According to a recent story from Quartz, the rate at which fast fashion is produced, consumed, and disposed, is officially “an environmental and social emergency.”
While that might seem hyperbolic, it’s not. As the article notes, the $2.5 trillion fashion industry is “the second-largest user of water globally,” and “producing one cotton shirt requires 2,700 liters of water — the amount a person drinks in 2.5 years.”
And despite all that goes into making them, the shelf-life of those t-shirts is shorter than ever. “Today, the average shopper buys much more clothing than they did a few decades ago, but keeps items half as long,” the story says, contributing to “a cycle of clothing made fast and cheap, worn out fast, and then discarded fast.”
Further compounding things is unavoidable population growth.
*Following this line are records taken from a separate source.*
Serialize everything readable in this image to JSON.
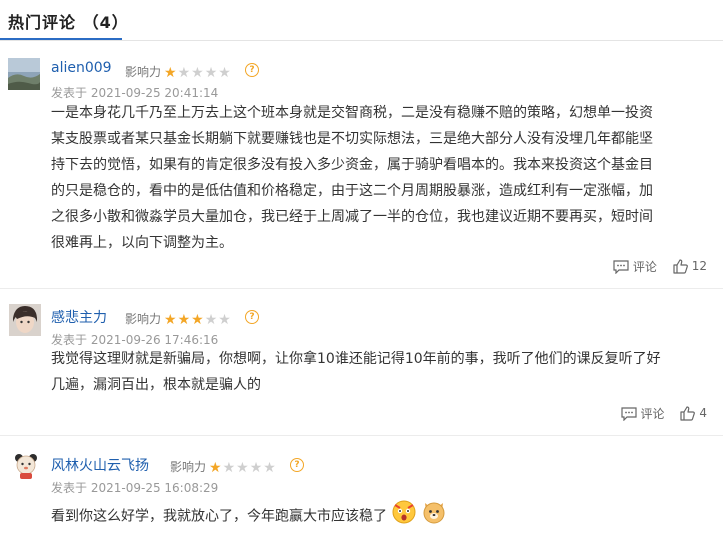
{
  "header": {
    "title": "热门评论 （4）"
  },
  "labels": {
    "influence": "影响力",
    "posted_prefix": "发表于",
    "comment_action": "评论"
  },
  "colors": {
    "accent": "#2b6cc4",
    "username": "#1f5fae",
    "star_on": "#f3a626",
    "star_off": "#cfcfcf"
  },
  "comments": [
    {
      "username": "alien009",
      "rating": 1,
      "rating_max": 5,
      "posted_at": "2021-09-25 20:41:14",
      "lines": [
        "一是本身花几千乃至上万去上这个班本身就是交智商税，二是没有稳赚不赔的策略，幻想单一投资",
        "某支股票或者某只基金长期躺下就要赚钱也是不切实际想法，三是绝大部分人没有没埋几年都能坚",
        "持下去的觉悟，如果有的肯定很多没有投入多少资金，属于骑驴看唱本的。我本来投资这个基金目",
        "的只是稳仓的，看中的是低估值和价格稳定，由于这二个月周期股暴涨，造成红利有一定涨幅，加",
        "之很多小散和微淼学员大量加仓，我已经于上周减了一半的仓位，我也建议近期不要再买，短时间",
        "很难再上，以向下调整为主。"
      ],
      "likes": "12"
    },
    {
      "username": "感悲主力",
      "rating": 3,
      "rating_max": 5,
      "posted_at": "2021-09-26 17:46:16",
      "lines": [
        "我觉得这理财就是新骗局，你想啊，让你拿10谁还能记得10年前的事，我听了他们的课反复听了好",
        "几遍，漏洞百出，根本就是骗人的"
      ],
      "likes": "4"
    },
    {
      "username": "风林火山云飞扬",
      "rating": 1,
      "rating_max": 5,
      "posted_at": "2021-09-25 16:08:29",
      "lines": [
        "看到你这么好学，我就放心了，今年跑赢大市应该稳了"
      ],
      "emojis": [
        "surprised-face-emoji",
        "dog-face-emoji"
      ]
    }
  ]
}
A report from the United Nations Economic Commission for Europe (UNECE) estimated that by 2030 “there will be 5.4 billion people in the global middle class, up from 3 billion in 2015… [which] will lead to an increased demand for clothes and other goods that define middle-income lifestyles.”
And if we’re still consuming clothing at the current pace, “there will be three times as many natural resources needed by 2050 compared to what was used in 2000.” (Basically, all the world’s water could be tied up in shirt production.)
But because fast fashion is an equal-opportunity environment vandal, the impact won’t just be limited to resource-squandering. “In a report released in February, ClimateWorks Foundation and Quantis… calculated that the apparel and footwear industries together account for 8% of the world’s greenhouse gas emissions, and unless something changes fast, apparel’s climate impact will increase 49% by 2030.”
An asteroid killed the dinosaurs, we could be undone by t-shirts.
You can read more about it at Quartz.